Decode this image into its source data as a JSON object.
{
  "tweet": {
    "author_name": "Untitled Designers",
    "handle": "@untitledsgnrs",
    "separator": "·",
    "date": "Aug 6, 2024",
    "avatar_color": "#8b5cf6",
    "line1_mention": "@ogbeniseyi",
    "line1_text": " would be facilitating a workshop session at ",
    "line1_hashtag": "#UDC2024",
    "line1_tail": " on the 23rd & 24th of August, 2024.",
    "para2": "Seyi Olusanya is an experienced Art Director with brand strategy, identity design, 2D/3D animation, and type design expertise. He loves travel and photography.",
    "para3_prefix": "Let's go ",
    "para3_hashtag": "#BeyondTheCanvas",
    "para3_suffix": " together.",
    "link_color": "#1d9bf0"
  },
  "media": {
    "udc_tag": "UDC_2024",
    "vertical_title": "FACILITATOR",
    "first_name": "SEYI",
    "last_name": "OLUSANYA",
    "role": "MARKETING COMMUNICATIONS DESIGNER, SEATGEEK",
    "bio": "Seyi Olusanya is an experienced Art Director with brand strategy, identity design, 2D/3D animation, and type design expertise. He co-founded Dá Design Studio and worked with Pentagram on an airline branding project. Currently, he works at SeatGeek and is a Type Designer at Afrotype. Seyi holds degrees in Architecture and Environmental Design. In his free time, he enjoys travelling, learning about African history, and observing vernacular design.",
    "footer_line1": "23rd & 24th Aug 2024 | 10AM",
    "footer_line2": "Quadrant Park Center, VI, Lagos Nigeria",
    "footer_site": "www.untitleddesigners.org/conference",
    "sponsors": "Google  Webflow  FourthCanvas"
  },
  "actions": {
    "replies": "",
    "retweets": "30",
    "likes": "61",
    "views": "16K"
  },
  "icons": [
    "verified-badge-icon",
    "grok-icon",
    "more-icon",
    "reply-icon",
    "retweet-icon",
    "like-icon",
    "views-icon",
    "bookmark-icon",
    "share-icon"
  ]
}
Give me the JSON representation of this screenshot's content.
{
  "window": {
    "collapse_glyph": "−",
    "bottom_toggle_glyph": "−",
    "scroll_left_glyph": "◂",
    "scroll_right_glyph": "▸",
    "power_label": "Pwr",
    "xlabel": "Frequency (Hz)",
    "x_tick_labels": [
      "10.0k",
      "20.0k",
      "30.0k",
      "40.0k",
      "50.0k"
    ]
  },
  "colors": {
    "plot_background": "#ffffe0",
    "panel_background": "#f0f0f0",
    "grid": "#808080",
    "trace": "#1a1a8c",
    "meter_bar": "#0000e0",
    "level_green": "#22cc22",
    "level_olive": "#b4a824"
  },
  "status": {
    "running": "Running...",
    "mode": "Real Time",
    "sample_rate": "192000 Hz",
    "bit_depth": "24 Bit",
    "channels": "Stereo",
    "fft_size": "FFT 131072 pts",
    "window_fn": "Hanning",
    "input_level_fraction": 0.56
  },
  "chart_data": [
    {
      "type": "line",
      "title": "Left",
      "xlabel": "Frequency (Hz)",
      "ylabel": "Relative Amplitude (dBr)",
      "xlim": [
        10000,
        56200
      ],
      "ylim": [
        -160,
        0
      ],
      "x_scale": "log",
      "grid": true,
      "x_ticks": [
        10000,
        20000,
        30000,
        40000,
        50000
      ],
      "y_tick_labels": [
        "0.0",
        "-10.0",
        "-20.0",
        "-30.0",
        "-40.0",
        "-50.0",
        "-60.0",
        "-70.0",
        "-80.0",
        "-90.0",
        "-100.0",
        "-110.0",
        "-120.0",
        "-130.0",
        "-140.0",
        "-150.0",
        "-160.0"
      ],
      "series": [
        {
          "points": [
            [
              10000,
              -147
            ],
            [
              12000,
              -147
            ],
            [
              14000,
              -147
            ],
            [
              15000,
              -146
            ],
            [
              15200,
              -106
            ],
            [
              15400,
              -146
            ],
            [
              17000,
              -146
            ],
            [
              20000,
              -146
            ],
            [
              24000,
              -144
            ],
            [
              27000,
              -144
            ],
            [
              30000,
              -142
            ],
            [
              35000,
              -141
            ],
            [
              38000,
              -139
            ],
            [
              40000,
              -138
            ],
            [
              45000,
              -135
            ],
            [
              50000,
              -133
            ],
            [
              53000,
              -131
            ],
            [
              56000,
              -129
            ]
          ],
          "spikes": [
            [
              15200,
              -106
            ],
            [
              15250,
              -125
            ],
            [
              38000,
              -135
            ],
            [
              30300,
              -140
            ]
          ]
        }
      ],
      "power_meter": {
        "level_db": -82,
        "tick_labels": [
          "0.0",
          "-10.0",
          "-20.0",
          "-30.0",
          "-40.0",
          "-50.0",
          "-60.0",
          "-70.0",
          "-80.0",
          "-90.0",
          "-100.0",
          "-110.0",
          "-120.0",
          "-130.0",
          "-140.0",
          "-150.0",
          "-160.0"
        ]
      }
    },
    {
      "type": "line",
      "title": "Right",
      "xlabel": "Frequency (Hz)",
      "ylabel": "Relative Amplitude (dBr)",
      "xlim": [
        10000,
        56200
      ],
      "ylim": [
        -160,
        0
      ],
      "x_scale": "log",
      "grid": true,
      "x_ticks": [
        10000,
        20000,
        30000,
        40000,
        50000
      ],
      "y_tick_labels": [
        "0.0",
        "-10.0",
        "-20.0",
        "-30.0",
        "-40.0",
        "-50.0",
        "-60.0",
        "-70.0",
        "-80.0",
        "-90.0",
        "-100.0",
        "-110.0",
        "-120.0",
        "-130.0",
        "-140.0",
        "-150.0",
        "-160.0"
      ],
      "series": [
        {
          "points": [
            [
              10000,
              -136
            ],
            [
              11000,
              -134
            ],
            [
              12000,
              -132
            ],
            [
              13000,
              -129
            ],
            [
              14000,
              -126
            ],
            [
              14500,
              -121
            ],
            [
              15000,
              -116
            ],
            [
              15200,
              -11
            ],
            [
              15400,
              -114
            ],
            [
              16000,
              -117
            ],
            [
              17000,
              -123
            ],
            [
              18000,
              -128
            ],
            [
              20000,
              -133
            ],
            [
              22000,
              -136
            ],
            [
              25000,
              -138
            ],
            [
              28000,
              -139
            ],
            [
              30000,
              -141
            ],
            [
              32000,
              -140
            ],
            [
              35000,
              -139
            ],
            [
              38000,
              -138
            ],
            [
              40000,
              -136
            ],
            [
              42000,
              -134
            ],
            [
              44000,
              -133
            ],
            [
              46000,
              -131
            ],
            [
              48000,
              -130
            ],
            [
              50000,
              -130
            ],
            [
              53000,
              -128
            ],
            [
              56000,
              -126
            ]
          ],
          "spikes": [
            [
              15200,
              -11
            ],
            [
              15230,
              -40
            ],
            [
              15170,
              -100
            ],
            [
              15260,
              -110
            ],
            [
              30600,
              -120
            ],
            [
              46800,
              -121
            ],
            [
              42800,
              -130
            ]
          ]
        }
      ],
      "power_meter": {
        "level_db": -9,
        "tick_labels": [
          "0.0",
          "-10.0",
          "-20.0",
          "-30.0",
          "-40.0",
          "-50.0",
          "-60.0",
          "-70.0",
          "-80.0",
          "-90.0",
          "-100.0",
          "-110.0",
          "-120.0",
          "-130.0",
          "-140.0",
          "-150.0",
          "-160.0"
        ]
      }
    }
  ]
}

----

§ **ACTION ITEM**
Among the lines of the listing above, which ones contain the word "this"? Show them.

§ **ANSWER SPACE**
Decode this image into its source data as a JSON object.
Give me the JSON representation of this screenshot's content.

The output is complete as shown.